They’re not blazing a trail of exploration á la Lewis and Clark, but they are keen observers, and their hiking tradition has not only fulfilled their desire to take in the sights, sounds and smells of the forest, it’s also led to research projects, teaching ideas and forest management strategies.
“We’ve been hiking together for at least 10 years,” said Rose-Marie Muzika, department chair and professor of forestry. “Kevin (Hosman, her husband and a research specialist at Baskett) and I have been here for 14 years and it seems like we’ve always been hiking here.”
The group enjoyed their spring hike on a recent, pleasant April Sunday. “It’s timed to correspond with the flowering of the plants in the area, particularly the Brushy Creek Area, which is glorious in the spring time,” Muzika said. Spring songs of Carolina wrens, northern parulas and Louisiana waterthrushes filled the air as the hikers negotiated the terrain.
They also gather each winter for a heartier adventure — an annual New Year’s Day hike. “The beautiful thing about hiking in the middle of the winter is you really see a new character, especially in trees — seeing the starkness of the hardwoods when the leaves are gone you get a sense that they support so many braches; there’s so much biomass that’s obscured by leaves during the growing season,” Muzika said with reverence.
Regardless of the season, the hikes are family-friendly events. Rich Guyette, research professor of forestry, lives near Baskett. His family has been part of the tradition for years. Muzika said they can trace the growth of their families through their pictures. Her two daughters and Guyette’s daughter are close in age.
“They resisted coming even when they were young but knowing all three of them would be together they came and they just loved it and would go off exploring on their own,” Muzika said. “Now Rich’s daughter is a senior in high school and ours are in college; they don’t want to hike with their parents anymore.”
Despite visiting the area for several years, there’s always something new to discover.
“We’re observing, talking, wondering why things look the way they do,” Muzika said. “We discuss the potential of the property; how should we manage it, what can students learn here?”
Muzika brings her classes there to explore distinct forest communities. “The forestry students spend more time there than any other group in natural resources,” she said. “They might encounter sycamores hundreds of years old, chinkapin oak, white oak, and ask ‘what’s it doing here?’”
A recent chance encounter on the trail has provided the impetus for considering Brushy Creek Area as a state Natural Area. The group ran into to Mike Leahy, Missouri Department of Conservation (MDC) Natural Areas Coordinator, and through a conversation that ensued, students, faculty and staff are now collaborating to provide the roots for the Natural Area designation.
This semester, natural resources students are using this area in their capstone project. “They’re writing an establishment report, which is necessary for a proposed natural area,” Muzika said. “The report contains findings of their data collection, synthesis of the data, management potential and a justification of why it should be considered a natural area.”
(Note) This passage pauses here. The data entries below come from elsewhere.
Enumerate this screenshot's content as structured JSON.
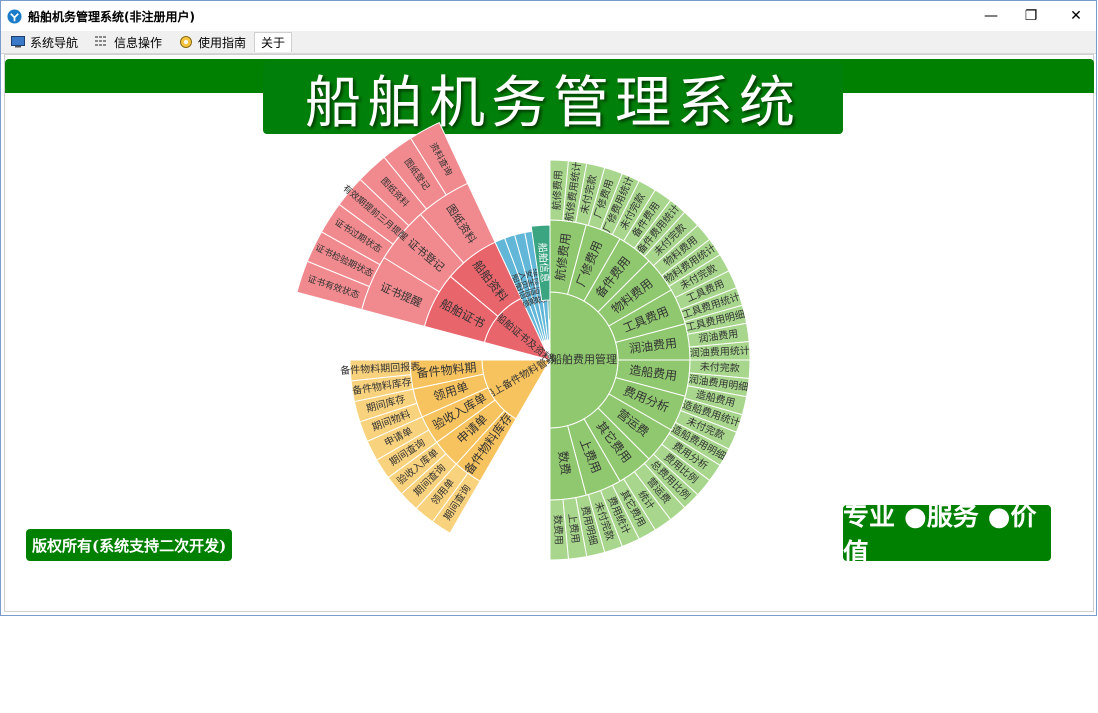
{
  "window": {
    "title": "船舶机务管理系统(非注册用户)",
    "minimize_glyph": "—",
    "maximize_glyph": "❐",
    "close_glyph": "✕"
  },
  "menu": {
    "tabs": [
      {
        "label": "系统导航",
        "icon": "monitor-icon"
      },
      {
        "label": "信息操作",
        "icon": "grid-icon"
      },
      {
        "label": "使用指南",
        "icon": "guide-icon"
      },
      {
        "label": "关于",
        "icon": ""
      }
    ]
  },
  "banner": {
    "title": "船舶机务管理系统"
  },
  "footer": {
    "copyright": "版权所有(系统支持二次开发)",
    "slogan": "专业 ●服务 ●价值"
  },
  "colors": {
    "green": "#008000",
    "fee": "#90c86f",
    "fee_outer": "#a7d68c",
    "cert": "#e8656c",
    "cert_outer": "#f08a8e",
    "parts": "#f7c35f",
    "parts_outer": "#f9d27d",
    "info": "#62b7d8",
    "teal": "#3aa580"
  },
  "sunburst": {
    "center_label": "船舶费用管理",
    "fee_ring": [
      "航修费用",
      "厂修费用",
      "备件费用",
      "物料费用",
      "工具费用",
      "润油费用",
      "造船费用",
      "费用分析",
      "营运费",
      "其它费用",
      "上费用",
      "数费"
    ],
    "fee_outer": [
      "航修费用",
      "航修费用统计",
      "未付完款",
      "厂修费用",
      "厂修费用统计",
      "未付完款",
      "备件费用",
      "备件费用统计",
      "未付完款",
      "物料费用",
      "物料费用统计",
      "未付完款",
      "工具费用",
      "工具费用统计",
      "工具费用明细",
      "润油费用",
      "润油费用统计",
      "未付完款",
      "润油费用明细",
      "造船费用",
      "造船费用统计",
      "未付完款",
      "造船费用明细",
      "费用分析",
      "费用比例",
      "总费用比例",
      "营运费",
      "统计",
      "其它费用",
      "费用统计",
      "未付完款",
      "费用明细",
      "上费用",
      "数费用"
    ],
    "cert_ring": [
      "船舶证书",
      "船舶资料"
    ],
    "cert_middle": [
      "证书提醒",
      "证书登记",
      "图纸资料"
    ],
    "cert_outer": [
      "证书有效状态",
      "证书检验期状态",
      "证书过期状态",
      "有效期提前三月提醒",
      "图纸资料",
      "图纸登记",
      "资料查询"
    ],
    "cert_hub": "船舶证书及资料",
    "parts_ring": [
      "备件物料库存",
      "申请单",
      "验收入库单",
      "领用单",
      "备件物料期",
      "船上备件物料管理"
    ],
    "parts_outer": [
      "期间查询",
      "领用单",
      "期间查询",
      "验收入库单",
      "期间查询",
      "申请单",
      "期间物料",
      "期间库存",
      "备件物料库存",
      "备件物料期回报表"
    ],
    "info_labels": [
      "船舶信息",
      "人员信息",
      "安全信息",
      "维修信息",
      "设备信息"
    ],
    "teal_label": "船舶信息"
  }
}
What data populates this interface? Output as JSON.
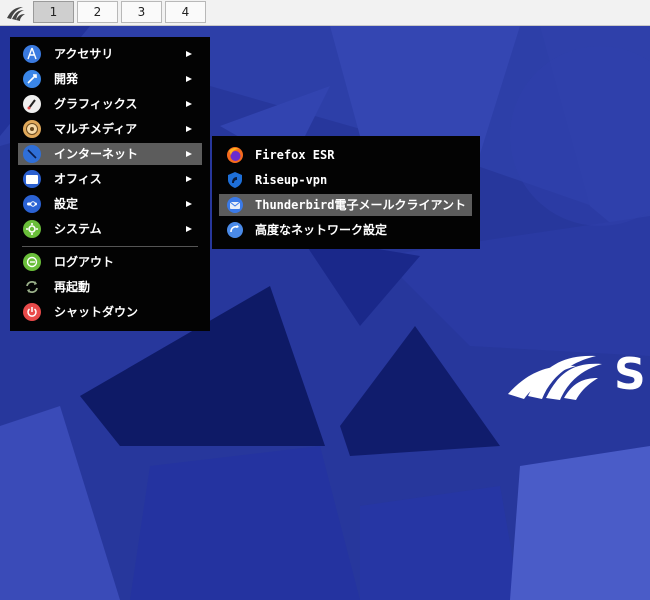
{
  "panel": {
    "workspaces": [
      "1",
      "2",
      "3",
      "4"
    ],
    "active_workspace": "1"
  },
  "main_menu": {
    "items": [
      {
        "label": "アクセサリ",
        "icon": "accessories-icon",
        "color": "#3a7ae0"
      },
      {
        "label": "開発",
        "icon": "development-icon",
        "color": "#3a86e8"
      },
      {
        "label": "グラフィックス",
        "icon": "graphics-icon",
        "color": "#f0f0f0"
      },
      {
        "label": "マルチメディア",
        "icon": "multimedia-icon",
        "color": "#e0a85a"
      },
      {
        "label": "インターネット",
        "icon": "internet-icon",
        "color": "#2f6fd8"
      },
      {
        "label": "オフィス",
        "icon": "office-icon",
        "color": "#2a5fcf"
      },
      {
        "label": "設定",
        "icon": "settings-icon",
        "color": "#2b62d4"
      },
      {
        "label": "システム",
        "icon": "system-icon",
        "color": "#6abe3a"
      }
    ],
    "session_items": [
      {
        "label": "ログアウト",
        "icon": "logout-icon",
        "color": "#6abe3a"
      },
      {
        "label": "再起動",
        "icon": "restart-icon",
        "color": "#7a9a6a"
      },
      {
        "label": "シャットダウン",
        "icon": "shutdown-icon",
        "color": "#e84a4a"
      }
    ],
    "highlighted": "インターネット"
  },
  "internet_submenu": {
    "items": [
      {
        "label": "Firefox ESR",
        "icon": "firefox-icon"
      },
      {
        "label": "Riseup-vpn",
        "icon": "riseup-vpn-icon"
      },
      {
        "label": "Thunderbird電子メールクライアント",
        "icon": "thunderbird-icon"
      },
      {
        "label": "高度なネットワーク設定",
        "icon": "network-settings-icon"
      }
    ],
    "highlighted": "Thunderbird電子メールクライアント"
  },
  "desktop": {
    "background_color": "#2a3aa0",
    "logo_text": "S"
  }
}
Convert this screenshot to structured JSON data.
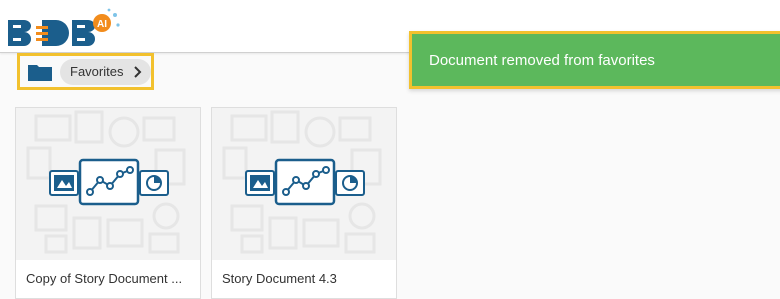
{
  "brand": {
    "logo_letters": "BDB",
    "logo_badge": "AI",
    "primary": "#1b5e8c",
    "accent": "#f28c1c"
  },
  "breadcrumb": {
    "folder_icon": "folder-icon",
    "current": "Favorites",
    "chevron_icon": "chevron-right-icon"
  },
  "toast": {
    "message": "Document removed from favorites",
    "color": "#5cb85c"
  },
  "documents": [
    {
      "title": "Copy of Story Document ...",
      "thumbnail_icon": "story-document-icon"
    },
    {
      "title": "Story Document 4.3",
      "thumbnail_icon": "story-document-icon"
    }
  ]
}
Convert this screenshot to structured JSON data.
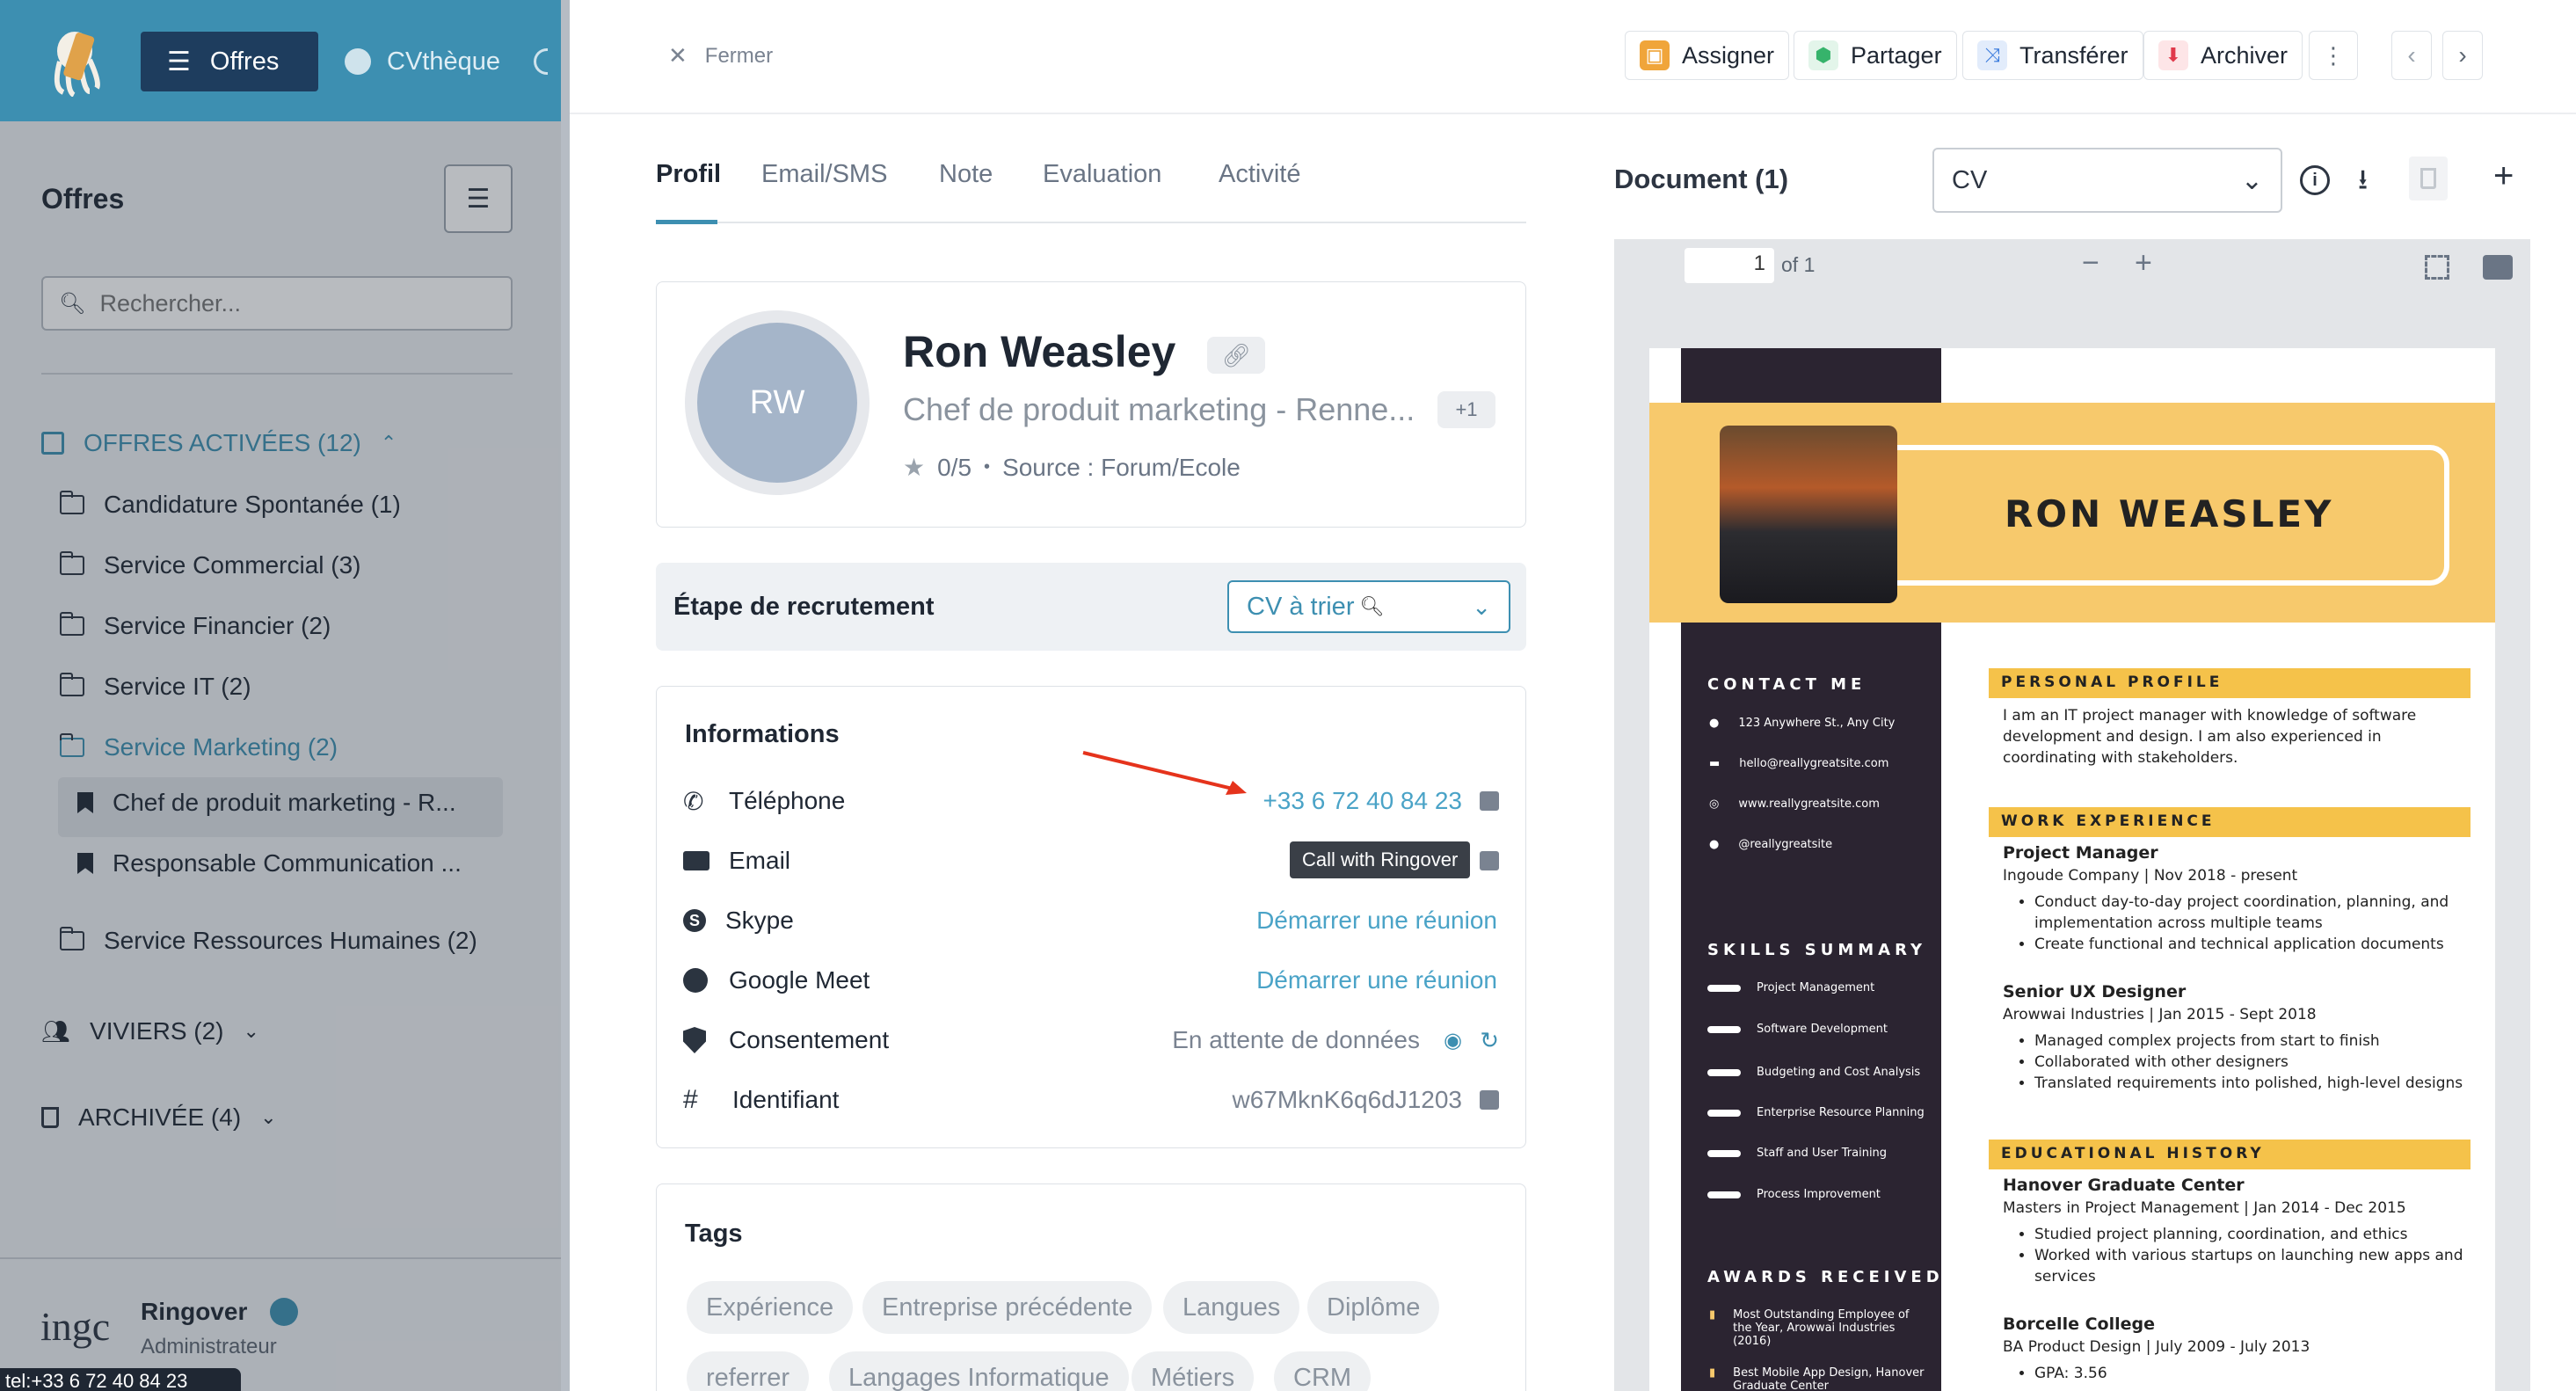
{
  "topnav": {
    "offres": "Offres",
    "cvtheque": "CVthèque"
  },
  "sidebar": {
    "title": "Offres",
    "search_placeholder": "Rechercher...",
    "active_offers": "OFFRES ACTIVÉES (12)",
    "items": [
      "Candidature Spontanée (1)",
      "Service Commercial (3)",
      "Service Financier (2)",
      "Service IT (2)",
      "Service Marketing (2)",
      "Chef de produit marketing - R...",
      "Responsable Communication ...",
      "Service Ressources Humaines (2)"
    ],
    "viviers": "VIVIERS (2)",
    "archivee": "ARCHIVÉE (4)",
    "user_name": "Ringover",
    "user_role": "Administrateur",
    "logo_text": "ingc",
    "status_url": "tel:+33 6 72 40 84 23"
  },
  "header": {
    "close": "Fermer",
    "assign": "Assigner",
    "share": "Partager",
    "transfer": "Transférer",
    "archive": "Archiver"
  },
  "tabs": [
    "Profil",
    "Email/SMS",
    "Note",
    "Evaluation",
    "Activité"
  ],
  "profile": {
    "initials": "RW",
    "name": "Ron Weasley",
    "title": "Chef de produit marketing - Renne...",
    "plus": "+1",
    "rating": "0/5",
    "source": "Source : Forum/Ecole"
  },
  "stage": {
    "label": "Étape de recrutement",
    "value": "CV à trier"
  },
  "info": {
    "title": "Informations",
    "rows": [
      {
        "label": "Téléphone",
        "value": "+33 6 72 40 84 23"
      },
      {
        "label": "Email",
        "value": ""
      },
      {
        "label": "Skype",
        "value": "Démarrer une réunion"
      },
      {
        "label": "Google Meet",
        "value": "Démarrer une réunion"
      },
      {
        "label": "Consentement",
        "value": "En attente de données"
      },
      {
        "label": "Identifiant",
        "value": "w67MknK6q6dJ1203"
      }
    ],
    "tooltip": "Call with Ringover"
  },
  "tags": {
    "title": "Tags",
    "items": [
      "Expérience",
      "Entreprise précédente",
      "Langues",
      "Diplôme",
      "referrer",
      "Langages Informatique",
      "Métiers",
      "CRM"
    ]
  },
  "document": {
    "title": "Document (1)",
    "select": "CV",
    "page": "1",
    "of": "of 1"
  },
  "cv": {
    "name": "RON WEASLEY",
    "contact_title": "CONTACT ME",
    "contact": [
      "123 Anywhere St., Any City",
      "hello@reallygreatsite.com",
      "www.reallygreatsite.com",
      "@reallygreatsite"
    ],
    "skills_title": "SKILLS SUMMARY",
    "skills": [
      "Project Management",
      "Software Development",
      "Budgeting and Cost Analysis",
      "Enterprise Resource Planning",
      "Staff and User Training",
      "Process Improvement"
    ],
    "awards_title": "AWARDS RECEIVED",
    "award1": "Most Outstanding Employee of the Year, Arowwai Industries (2016)",
    "award2": "Best Mobile App Design, Hanover Graduate Center",
    "profile_title": "PERSONAL PROFILE",
    "profile_text": "I am an IT project manager with knowledge of software development and design. I am also experienced in coordinating with stakeholders.",
    "work_title": "WORK EXPERIENCE",
    "job1_title": "Project Manager",
    "job1_sub": "Ingoude Company  | Nov 2018 - present",
    "job1_b": [
      "Conduct day-to-day project coordination, planning, and implementation across multiple teams",
      "Create functional and technical application documents"
    ],
    "job2_title": "Senior UX Designer",
    "job2_sub": "Arowwai Industries | Jan 2015 - Sept 2018",
    "job2_b": [
      "Managed complex projects from start to finish",
      "Collaborated with other designers",
      "Translated requirements into polished, high-level designs"
    ],
    "edu_title": "EDUCATIONAL HISTORY",
    "edu1_title": "Hanover Graduate Center",
    "edu1_sub": "Masters in Project Management | Jan 2014 - Dec 2015",
    "edu1_b": [
      "Studied project planning, coordination, and ethics",
      "Worked with various startups on launching new apps and services"
    ],
    "edu2_title": "Borcelle College",
    "edu2_sub": "BA Product Design | July 2009 - July 2013",
    "edu2_b": [
      "GPA: 3.56"
    ]
  }
}
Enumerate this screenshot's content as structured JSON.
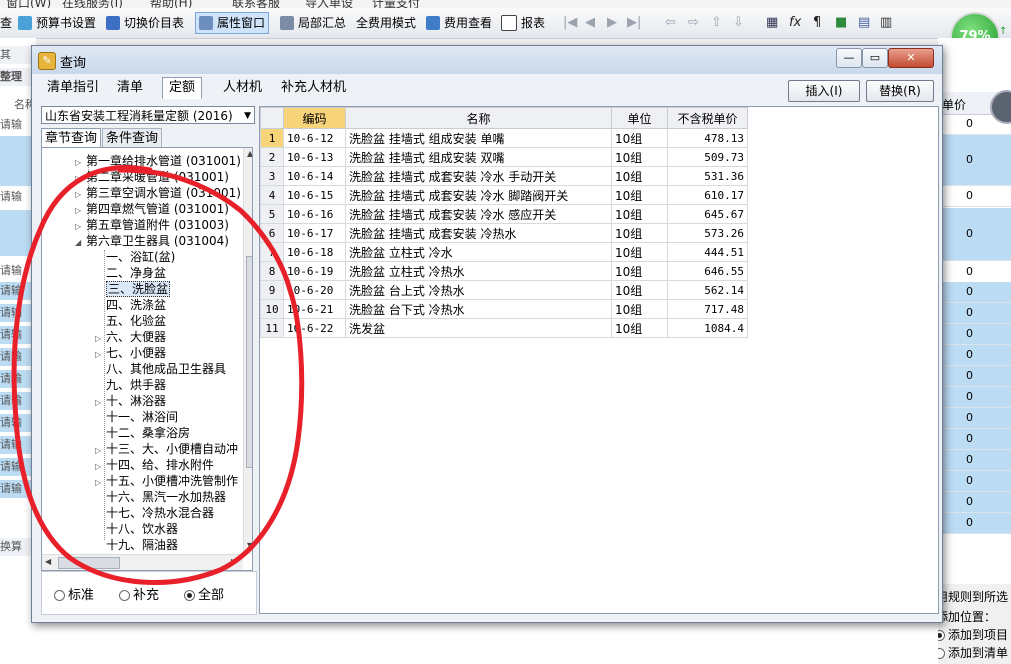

Jason Hubbart, assistant professor of forest hydrology and water quality, has joined the group since arriving in Columbia in 2007. “We do have intriguing conversations on the hikes, and lots of ideas float around,” Hubbart said. “One of those conversations led to my current study on Brushy Creek. There are plenty others that will probably come to fruition if enough time goes by,” he added. In the Baskett area, Hubbart works “to quantify hydroclimatic energy and mass flux, water quality and biogeochemical connectivity in a complex forested karst semi-wetland of mid-Missouri.”
“Just the opportunity to get out is a good reason to get together, and we’re all interested in hiking and enjoying the outdoors and some of us have a scientific focus on it,” Muzika said. “We keep that in the backs of our minds. A few of us are always thinking about research and a few of us are always thinking about education.
“We always find a place with a dramatic scene that you can’t fully appreciate till you’re there.”